The award prompted Beijing to summon the Norweigan ambassador and submit a formal complaint against the committee's decision, saying that choosing Liu as the recipient of the Nobel Peace Prize "runs completely counter to the principle of the award and is also a desecration of the Peace Prize".
It is unclear if Liu Xia, who reportedly suffers from depression due to her isolation, knows that her husband has terminal cancer or if she will be permitted to see him while he's receiving treatment.
Hu Jia, a fellow activist, said that the family wanted Liu to be treated in Beijing, where hospitals are better, or overseas, but that Chinese authorities had other plans, possibly fearing unrest ahead of big political meetings scheduled for the fall.

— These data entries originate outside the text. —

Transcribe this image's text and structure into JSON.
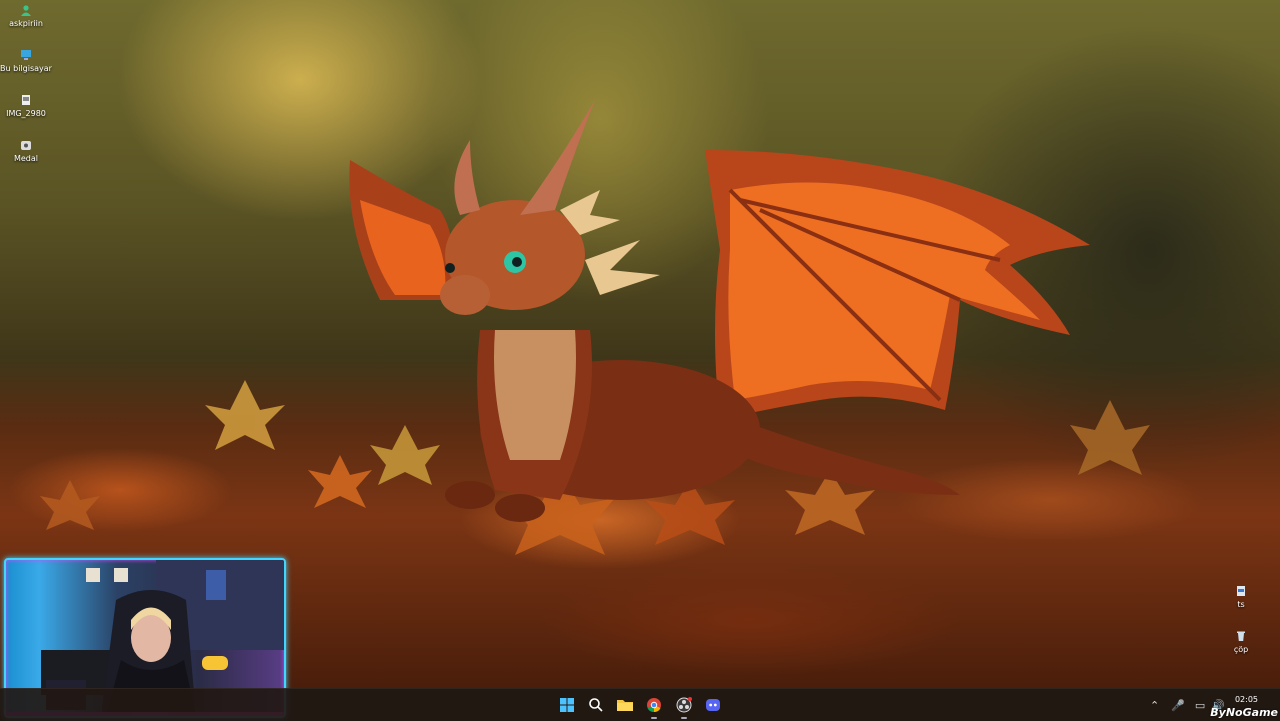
{
  "desktop": {
    "icons": [
      {
        "label": "askpiriin",
        "icon": "user-folder-icon"
      },
      {
        "label": "Bu bilgisayar",
        "icon": "computer-icon"
      },
      {
        "label": "IMG_2980",
        "icon": "image-file-icon"
      },
      {
        "label": "Medal",
        "icon": "medal-app-icon"
      }
    ],
    "right_icons": [
      {
        "label": "ts",
        "icon": "file-icon"
      },
      {
        "label": "çöp",
        "icon": "recycle-bin-icon"
      }
    ]
  },
  "taskbar": {
    "apps": [
      {
        "name": "start",
        "icon": "windows-start-icon"
      },
      {
        "name": "search",
        "icon": "search-icon"
      },
      {
        "name": "file-explorer",
        "icon": "folder-icon"
      },
      {
        "name": "chrome",
        "icon": "chrome-icon"
      },
      {
        "name": "obs",
        "icon": "obs-icon"
      },
      {
        "name": "discord",
        "icon": "discord-icon"
      }
    ],
    "tray_icons": [
      "chevron-up-icon",
      "microphone-icon",
      "display-icon",
      "speaker-icon"
    ],
    "clock": {
      "time": "02:05",
      "date": ""
    }
  },
  "watermark": "ByNoGame",
  "colors": {
    "accent_cyan": "#41d6ff",
    "accent_magenta": "#d44bff"
  }
}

It also called on China to show greater tolerance toward Chinese people who use peaceful means to call for political reform and democratic development, instead of violating their basic human rights with threats of indiscriminate lawsuits and heavy sentences.
In 1996 Mr Liu was sentenced to three years in a camp for "re-education through labour", having campaigned for the release of those imprisoned for their roles in Tiananmen Square.
A spokeswoman for the USA embassy in Beijing said they were "working to gather more information" about Liu's legal and medical status. It said the China Medical University No. 1 Affiliated Hospital in Shenyang formed a team of eight nationally known experts in the field of tumors that drew up a treatment plan for Liu.
As a leading member of the Independent China Pen Centre, a grouping of Chinese writers, Liu had remained in close contact with key intellectuals and had been largely free to attend meetings and writer group activities despite constant police surveillance.
At Liu Xia's apartment building in Beijing, AP journalists were accosted Monday by half a dozen plainclothes and other security officers and physically blocked from going beyond the first floor.
Rubio said in his statement: "While we are pleased Liu is no longer behind bars, this is hardly an act of mercy on the part of the Chinese government".
Rights group Amnesty International also confirmed the news of Liu's illness.
"Of course, if [Liu] didn't receive adequate treatment for hepatitis B while he was in prison, or if he had a poor diet and too much physical labor, this could have brought about the cirrhosis of the liver, which would then develop into liver cancer", Choi said.
"I think there will be a big reaction in the democracy movement", Mr. Liang said.